Two colleagues at Blue Sky Studios, David LaMattina and Chad Walker, have created a feature-length documentary about a pen pal program between a group of at-risk sixth graders living in Bed-Stuy, Brooklyn and orphans from the war living in Freetown, Sierra Leone. This Postcard Art project is an extension of the their film "Brownstones To Red Dirt" which features children from both schools. The kids in both places have inspired us all to want to do more and so we're putting together an art auction of original postcards based around the same central theme of the film in a fundraising effort to build a school for the orphans in Freetown, Sierra Leone and create a library for the youth at their school in Bed-Stuy, Brooklyn.
I also want to mention Vicki Saulls, one of our great sculptors at Blue Sky, who has taken on the daunting task of launching and overseeing the auction.
It's taking place at this very moment, and not surprisingly, my entry above, is the very last to be submitted. If you want to help this very worthy cause and at the same time, jump start your art collection, go here.
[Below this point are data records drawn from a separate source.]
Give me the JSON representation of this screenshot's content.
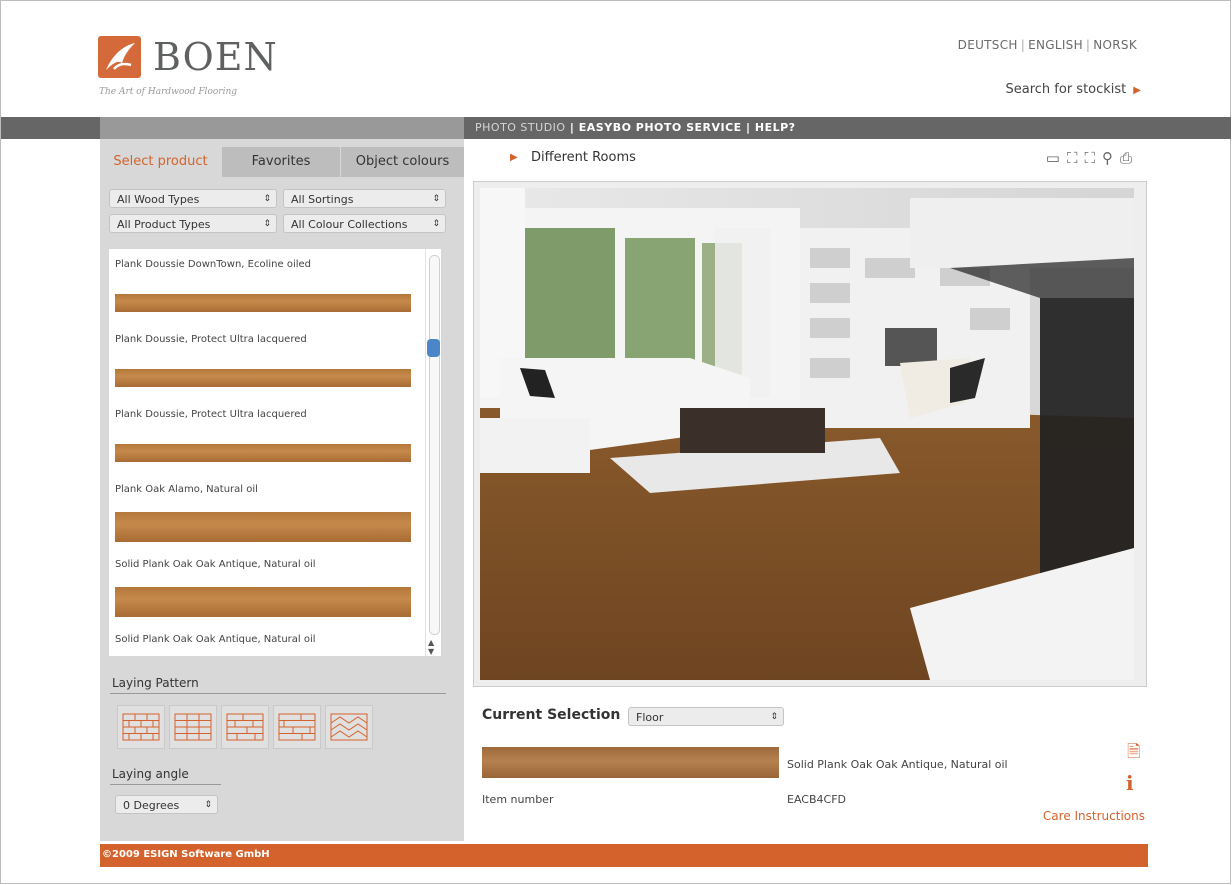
{
  "brand": {
    "name": "BOEN",
    "tagline": "The Art of Hardwood Flooring"
  },
  "languages": [
    "DEUTSCH",
    "ENGLISH",
    "NORSK"
  ],
  "stockist_link": "Search for stockist",
  "top_nav": {
    "photo_studio": "PHOTO STUDIO",
    "easybo": "EASYBO PHOTO SERVICE",
    "help": "HELP?",
    "separator": "|"
  },
  "tabs": [
    "Select product",
    "Favorites",
    "Object colours"
  ],
  "filters": {
    "wood_types": "All Wood Types",
    "sortings": "All Sortings",
    "product_types": "All Product Types",
    "colour_collections": "All Colour Collections"
  },
  "products": [
    "Plank Doussie DownTown, Ecoline oiled",
    "Plank Doussie, Protect Ultra lacquered",
    "Plank Doussie, Protect Ultra lacquered",
    "Plank Oak Alamo, Natural oil",
    "Solid Plank Oak Oak Antique, Natural oil",
    "Solid Plank Oak Oak Antique, Natural oil"
  ],
  "laying_pattern": {
    "label": "Laying Pattern"
  },
  "laying_angle": {
    "label": "Laying angle",
    "value": "0 Degrees"
  },
  "room_menu": "Different Rooms",
  "view_icons": [
    "monitor-icon",
    "expand-icon",
    "collapse-icon",
    "zoom-icon",
    "print-icon"
  ],
  "current_selection": {
    "label": "Current Selection",
    "surface": "Floor",
    "product_name": "Solid Plank Oak Oak Antique, Natural oil",
    "item_number_label": "Item number",
    "item_number": "EACB4CFD",
    "care_link": "Care Instructions"
  },
  "footer": "©2009 ESIGN Software GmbH",
  "colors": {
    "accent": "#d4622c",
    "bar": "#666666",
    "panel": "#d8d8d8"
  }
}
Wednesday, March 10, 2010
One of the most enjoyable (and yes, sometimes horrifying) things about working in animation is seeing my work in the hands of other artists. Top among these pleasures is seeing a drawing translated into sculpture. I've worked with some great modelers at Blue Sky Studios over the years and I can easily say that finding a character in clay is one of the most exciting parts of the process. It requires a respectful dialogue between the designer and sculptor and a lot of trust. I am the first to admit that my designs are often too loose to sculpt with any real accuracy. They are sometimes cavalier little doodles that look good on the page, but offer little in the way of solid information for the purposes of translating it to three dimensions. That's where the sculptor's skill comes in. He or she needs to be able to interpret the sketch and somehow wrestle it into our reality. Alena Wooten, one of Blue Sky's top sculptors, seems to be refining that skill every day. She came into the studio recently and unvieled this beautiful piece which I had been completely unaware of until that moment. She based it on a little drawing I published in a collection of sketches several years ago and I am truly impressed by the result. I am usually standing over the sculptor's shoulder niggling over every last detail, but this appeared fully realized, with nary a peep from me. The dog is not quite finished but after some convincing, Alena allowed me to share it with you.
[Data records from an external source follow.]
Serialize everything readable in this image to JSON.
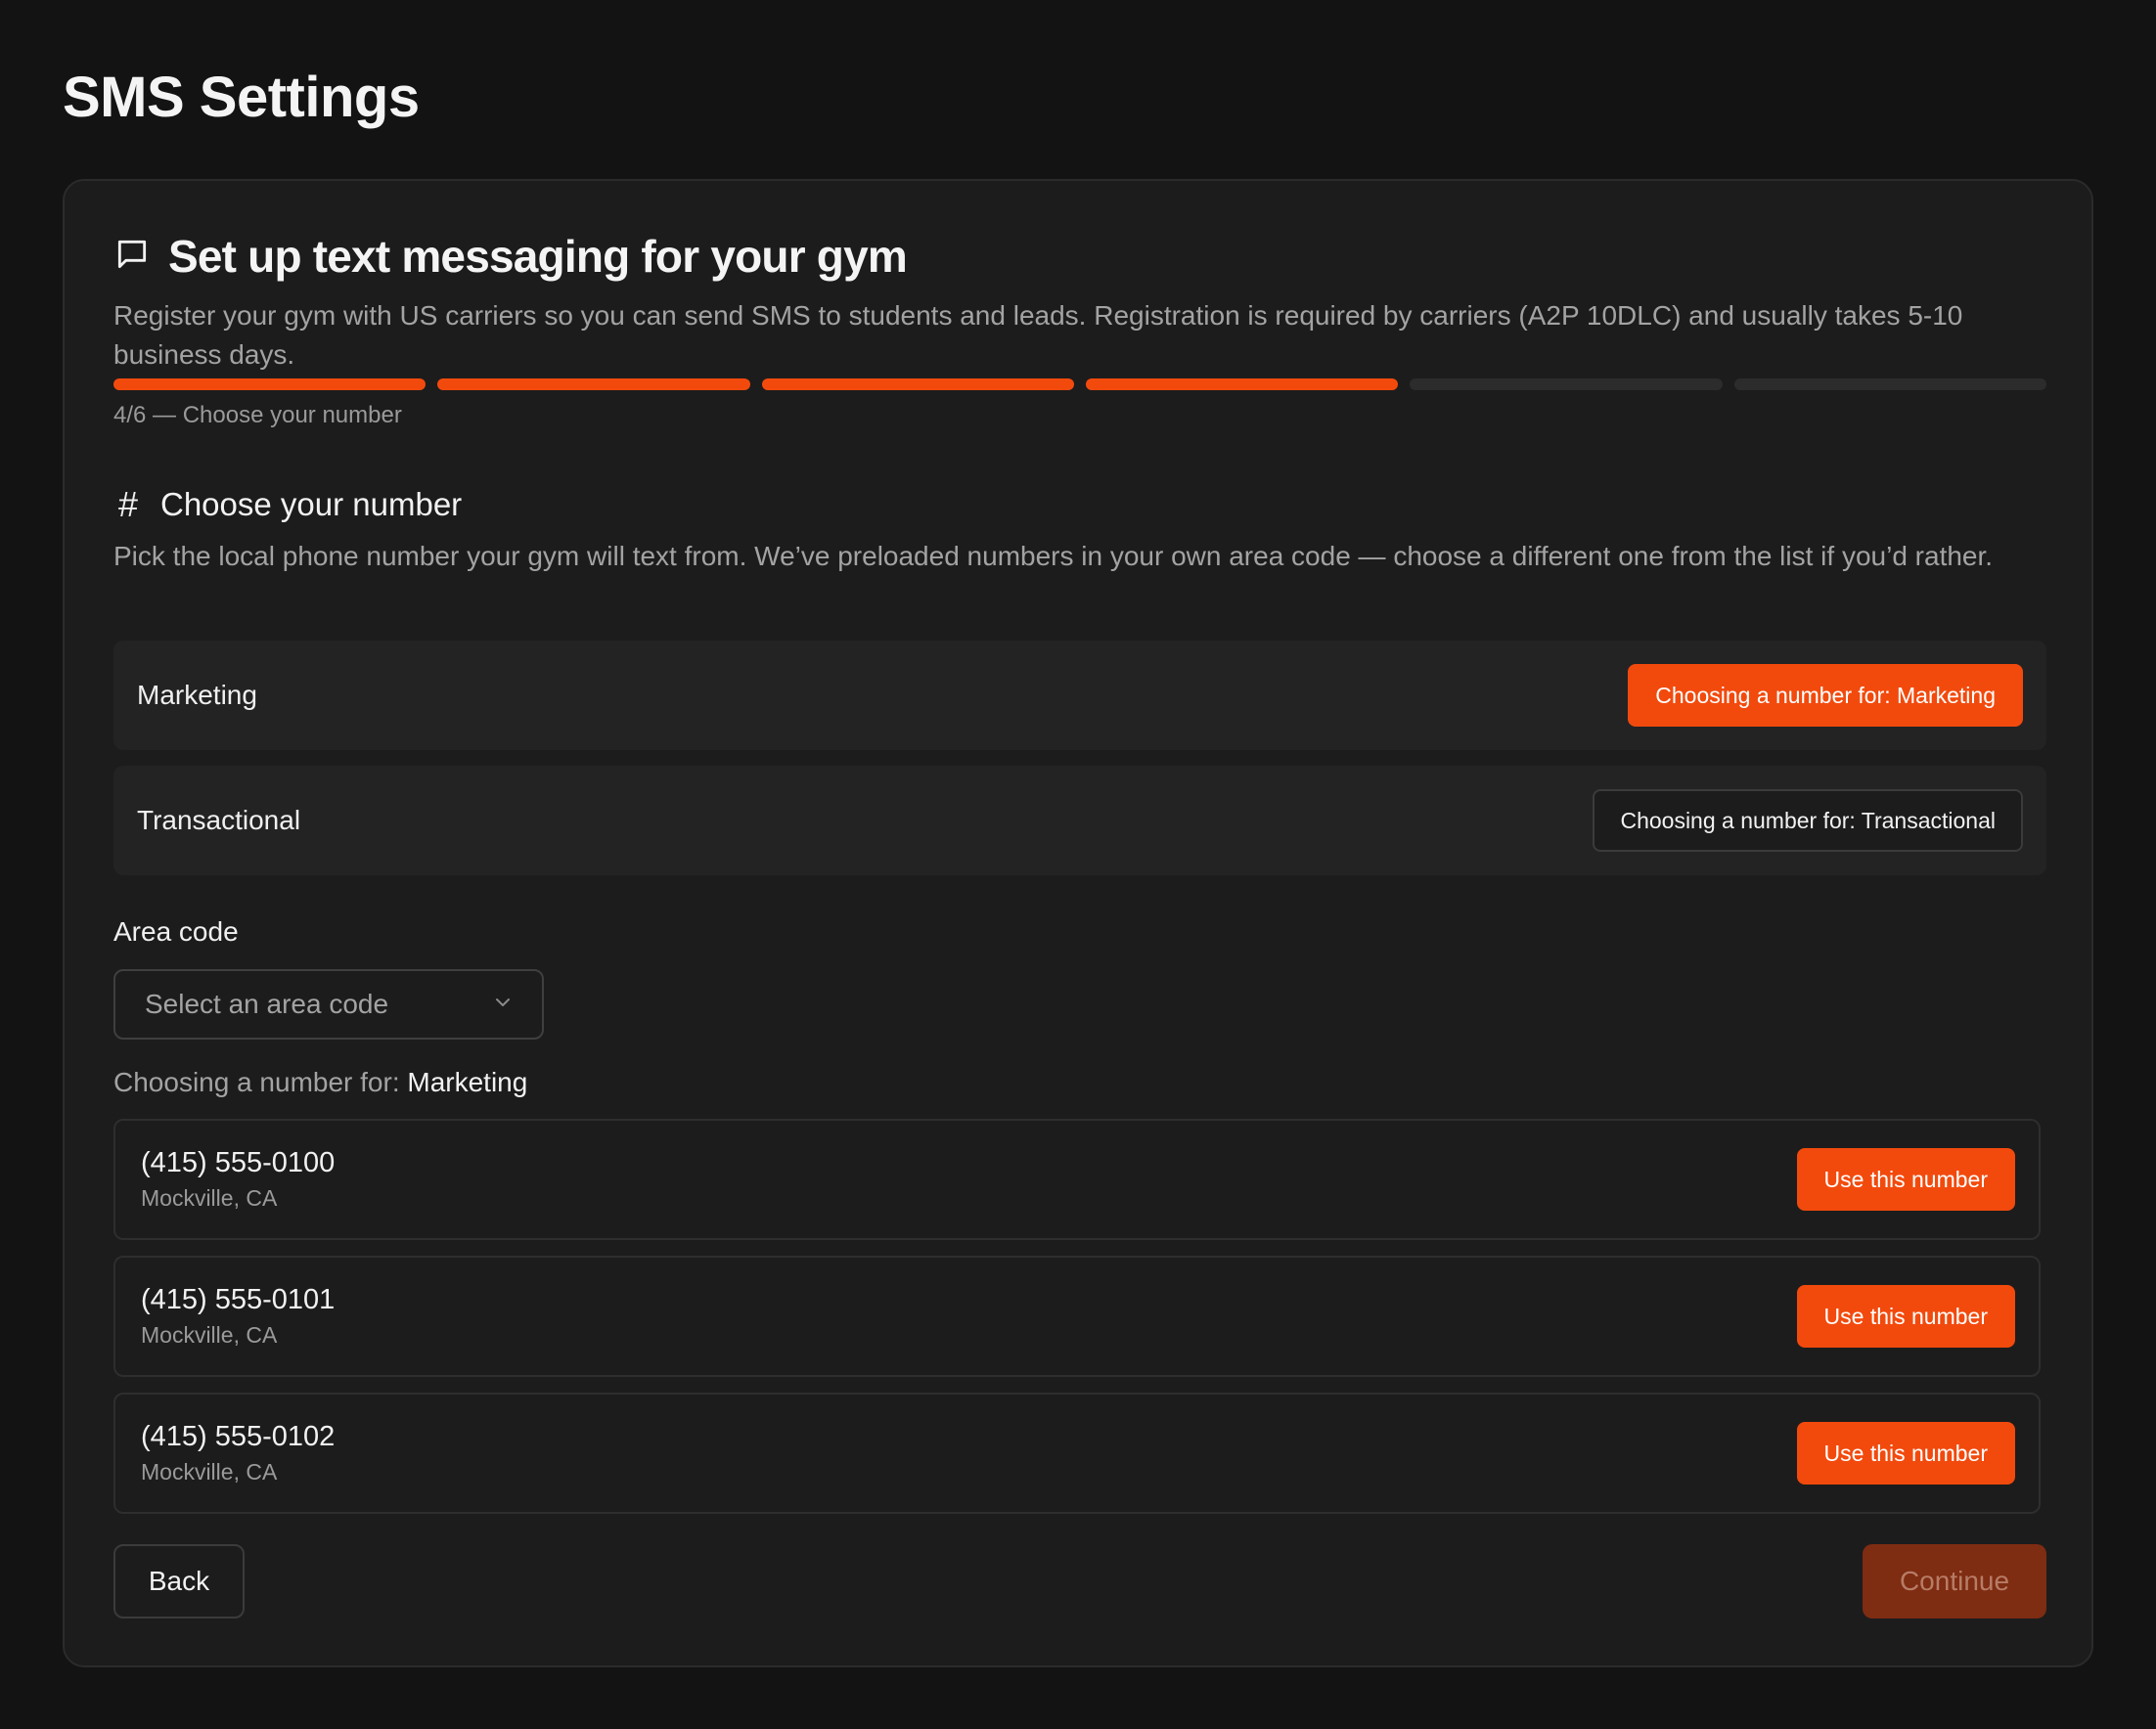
{
  "page": {
    "title": "SMS Settings"
  },
  "card": {
    "title": "Set up text messaging for your gym",
    "description": "Register your gym with US carriers so you can send SMS to students and leads. Registration is required by carriers (A2P 10DLC) and usually takes 5-10 business days.",
    "progress": {
      "current_step": 4,
      "total_steps": 6,
      "label": "4/6 — Choose your number"
    },
    "icon": "message-square-icon"
  },
  "section": {
    "icon": "hash-icon",
    "title": "Choose your number",
    "description": "Pick the local phone number your gym will text from. We’ve preloaded numbers in your own area code — choose a different one from the list if you’d rather."
  },
  "purposes": [
    {
      "label": "Marketing",
      "button_label": "Choosing a number for: Marketing",
      "active": true
    },
    {
      "label": "Transactional",
      "button_label": "Choosing a number for: Transactional",
      "active": false
    }
  ],
  "area_code": {
    "label": "Area code",
    "placeholder": "Select an area code"
  },
  "choosing": {
    "prefix": "Choosing a number for:",
    "value": "Marketing"
  },
  "numbers": [
    {
      "number": "(415) 555-0100",
      "location": "Mockville, CA",
      "button_label": "Use this number"
    },
    {
      "number": "(415) 555-0101",
      "location": "Mockville, CA",
      "button_label": "Use this number"
    },
    {
      "number": "(415) 555-0102",
      "location": "Mockville, CA",
      "button_label": "Use this number"
    }
  ],
  "footer": {
    "back_label": "Back",
    "continue_label": "Continue",
    "continue_disabled": true
  },
  "colors": {
    "accent": "#f24a0d",
    "background": "#131313",
    "card": "#1c1c1c",
    "continue_disabled_bg": "#7e2c12"
  }
}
Sunday, March 7, 2010
I've heard people say that it can be intimidating drawing someone on the subway. What if they look up and see you drawing them? These days, you need never fear. NOBODY LOOKS UP ANYMORE. Everyone's face is so deeply buried in his gadget, you can do a sculpture if you feel like it.
I'm not an expert at drawing from life, but here is a tidbit I am relearning. When you are drawing someone from life, don't look away from your figure for more than a dot or a dash. Don't look at the nose and say to yourself, "now I will spend some time drawing a nose, because I remember how to draw a nose." You have to study every curve and taper in it because each line will be unique to that nose, the way each person's nose is unique to his face. You have to draw it as if it's the very first nose you have ever seen.
This is what I keep telling myself, anyway.